Korean Presbyterian Pilgrimage to Ohio
A report on Horace Newton Allen, pictured above, and news that "[n]ineteen South Koreans consider him important enough to travel to Ohio to honor his memory and the 200th anniversary of First Presbyterian Church in Delaware, where he worshipped"— South Koreans celebrate central Ohio missionary.
He arrived after the great persecutions that crowned 10,000 Catholic martyrs, but at a time when "being a missionary was illegal and punishable by death, so Allen entered the country in his role as a physician.

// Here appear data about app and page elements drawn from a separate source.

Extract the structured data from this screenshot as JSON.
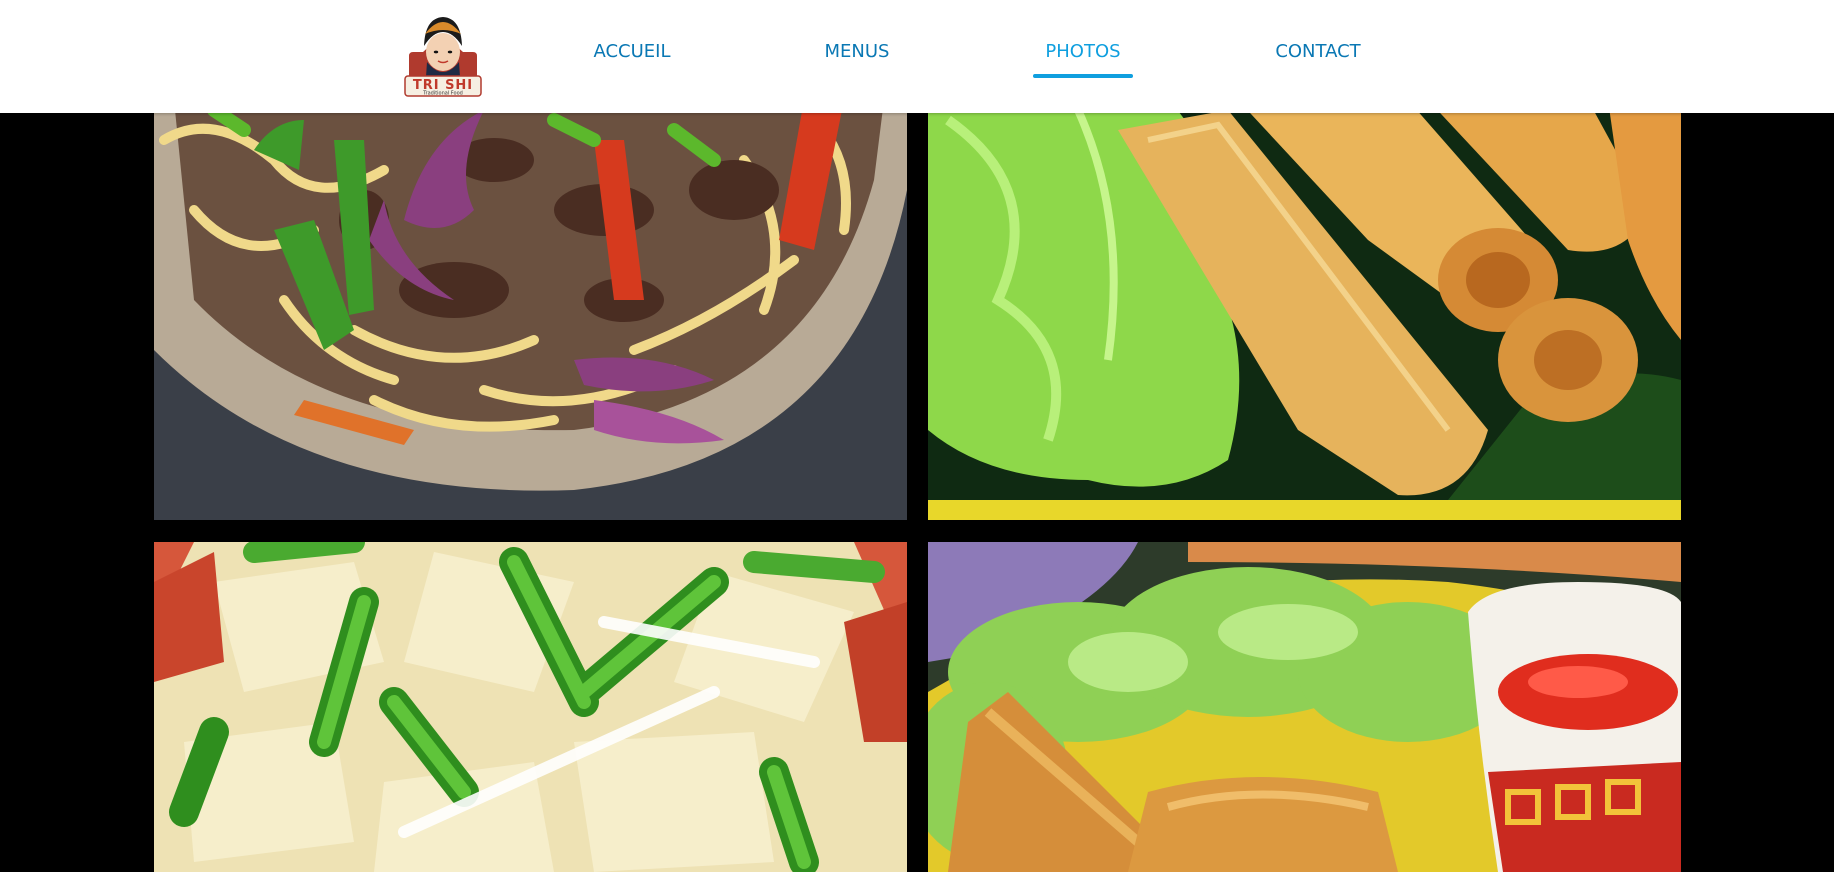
{
  "brand": {
    "logo_name": "TRI SHI",
    "logo_tagline": "Traditional Food"
  },
  "nav": {
    "items": [
      {
        "label": "ACCUEIL",
        "active": false
      },
      {
        "label": "MENUS",
        "active": false
      },
      {
        "label": "PHOTOS",
        "active": true
      },
      {
        "label": "CONTACT",
        "active": false
      }
    ]
  },
  "colors": {
    "nav_text": "#0a78b4",
    "nav_active": "#0f9fdf",
    "page_background": "#000000"
  },
  "gallery": {
    "photos": [
      {
        "subject": "stir-fried beef udon with peppers and onions"
      },
      {
        "subject": "fried spring rolls with lettuce"
      },
      {
        "subject": "sliced omelette with green onions"
      },
      {
        "subject": "fried samosas with lettuce and chili sauce"
      }
    ]
  }
}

He saved the life of a member of the royal family and was allowed to establish the country's first modern hospital."
Perhaps to his discredit, he "was appointed U.S. ambassador to Korea by a fellow Ohioan, President William McKinley," our first imperial president, but certainly to the missionary's credit is the fact that "he was fired in 1905 because he disagreed with President Theodore Roosevelt about which country should control Korea." We learn, "Allen supported an independent Korea or, failing that, Chinese control; Roosevelt favored the Japanese."
One of the pilgrims said that "[s]he traveled to Ohio to honor Allen because he 'came to Korea, and we can have the religion and know the God.'" My mother, a native Ohioan, always calls her home state "God's country." The story tells us that among Protestants, Catholic impulses like going on pilgrimages and venerating saints has not been extinguished.